Data items =

____

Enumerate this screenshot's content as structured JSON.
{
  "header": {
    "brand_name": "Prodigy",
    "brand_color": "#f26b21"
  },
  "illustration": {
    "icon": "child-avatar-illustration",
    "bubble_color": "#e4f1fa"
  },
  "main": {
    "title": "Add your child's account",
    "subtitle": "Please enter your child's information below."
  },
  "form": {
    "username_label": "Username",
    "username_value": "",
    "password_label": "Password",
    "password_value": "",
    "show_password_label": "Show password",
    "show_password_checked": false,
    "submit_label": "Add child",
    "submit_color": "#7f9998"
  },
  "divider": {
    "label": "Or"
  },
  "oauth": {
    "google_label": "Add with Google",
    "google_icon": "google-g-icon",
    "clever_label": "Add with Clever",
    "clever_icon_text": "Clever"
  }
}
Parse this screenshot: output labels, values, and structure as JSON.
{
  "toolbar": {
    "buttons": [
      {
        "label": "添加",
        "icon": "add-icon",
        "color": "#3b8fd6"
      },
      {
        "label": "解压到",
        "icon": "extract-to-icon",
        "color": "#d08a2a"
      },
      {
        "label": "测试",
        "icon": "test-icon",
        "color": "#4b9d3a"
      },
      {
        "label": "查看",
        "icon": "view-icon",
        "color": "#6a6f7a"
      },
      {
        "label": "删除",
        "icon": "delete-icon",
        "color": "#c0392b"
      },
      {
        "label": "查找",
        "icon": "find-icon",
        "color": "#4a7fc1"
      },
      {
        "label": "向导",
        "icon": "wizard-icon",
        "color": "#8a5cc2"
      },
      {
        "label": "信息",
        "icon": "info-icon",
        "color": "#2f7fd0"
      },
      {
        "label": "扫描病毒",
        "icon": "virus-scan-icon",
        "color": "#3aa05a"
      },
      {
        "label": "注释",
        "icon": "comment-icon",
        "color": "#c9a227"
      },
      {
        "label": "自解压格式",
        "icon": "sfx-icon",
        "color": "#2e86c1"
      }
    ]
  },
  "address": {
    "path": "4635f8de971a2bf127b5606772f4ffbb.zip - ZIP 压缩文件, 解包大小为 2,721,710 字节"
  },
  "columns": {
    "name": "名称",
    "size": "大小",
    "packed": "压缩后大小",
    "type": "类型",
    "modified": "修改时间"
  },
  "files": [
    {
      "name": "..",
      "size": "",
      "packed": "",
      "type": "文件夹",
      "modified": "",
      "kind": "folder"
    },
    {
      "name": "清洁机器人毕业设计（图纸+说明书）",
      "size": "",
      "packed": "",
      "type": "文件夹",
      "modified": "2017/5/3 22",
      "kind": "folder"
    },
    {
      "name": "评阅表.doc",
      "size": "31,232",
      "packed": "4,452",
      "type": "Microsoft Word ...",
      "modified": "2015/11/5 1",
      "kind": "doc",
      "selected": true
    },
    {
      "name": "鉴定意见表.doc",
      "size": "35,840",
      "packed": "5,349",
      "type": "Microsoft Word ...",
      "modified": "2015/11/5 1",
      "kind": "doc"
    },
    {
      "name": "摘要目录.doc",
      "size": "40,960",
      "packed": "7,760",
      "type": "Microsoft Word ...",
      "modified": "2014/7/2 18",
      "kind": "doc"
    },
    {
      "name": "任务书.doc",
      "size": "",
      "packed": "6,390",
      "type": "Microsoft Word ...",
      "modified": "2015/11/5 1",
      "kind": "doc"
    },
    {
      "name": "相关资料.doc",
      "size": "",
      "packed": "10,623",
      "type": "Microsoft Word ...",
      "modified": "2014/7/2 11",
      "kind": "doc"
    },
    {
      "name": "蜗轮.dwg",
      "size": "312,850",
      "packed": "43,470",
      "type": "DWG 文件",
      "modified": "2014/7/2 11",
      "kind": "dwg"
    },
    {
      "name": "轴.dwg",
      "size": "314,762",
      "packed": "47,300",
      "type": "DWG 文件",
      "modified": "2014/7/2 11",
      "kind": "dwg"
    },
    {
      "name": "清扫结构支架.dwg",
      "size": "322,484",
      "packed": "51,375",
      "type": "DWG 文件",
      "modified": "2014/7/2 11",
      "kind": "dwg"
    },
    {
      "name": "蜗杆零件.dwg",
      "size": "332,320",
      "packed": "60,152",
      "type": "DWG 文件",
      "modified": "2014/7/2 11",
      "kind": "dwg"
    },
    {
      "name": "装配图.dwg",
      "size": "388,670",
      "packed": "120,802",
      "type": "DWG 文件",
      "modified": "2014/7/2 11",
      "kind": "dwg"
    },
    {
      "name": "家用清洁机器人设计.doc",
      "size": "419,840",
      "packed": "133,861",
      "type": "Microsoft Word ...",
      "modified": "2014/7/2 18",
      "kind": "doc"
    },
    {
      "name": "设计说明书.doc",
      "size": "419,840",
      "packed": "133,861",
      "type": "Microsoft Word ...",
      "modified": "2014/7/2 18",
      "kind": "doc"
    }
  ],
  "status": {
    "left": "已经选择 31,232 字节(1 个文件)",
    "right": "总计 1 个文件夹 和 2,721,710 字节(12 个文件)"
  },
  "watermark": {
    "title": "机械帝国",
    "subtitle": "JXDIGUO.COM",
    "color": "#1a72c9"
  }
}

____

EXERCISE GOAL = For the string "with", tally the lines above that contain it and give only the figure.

TASK RESULT = 2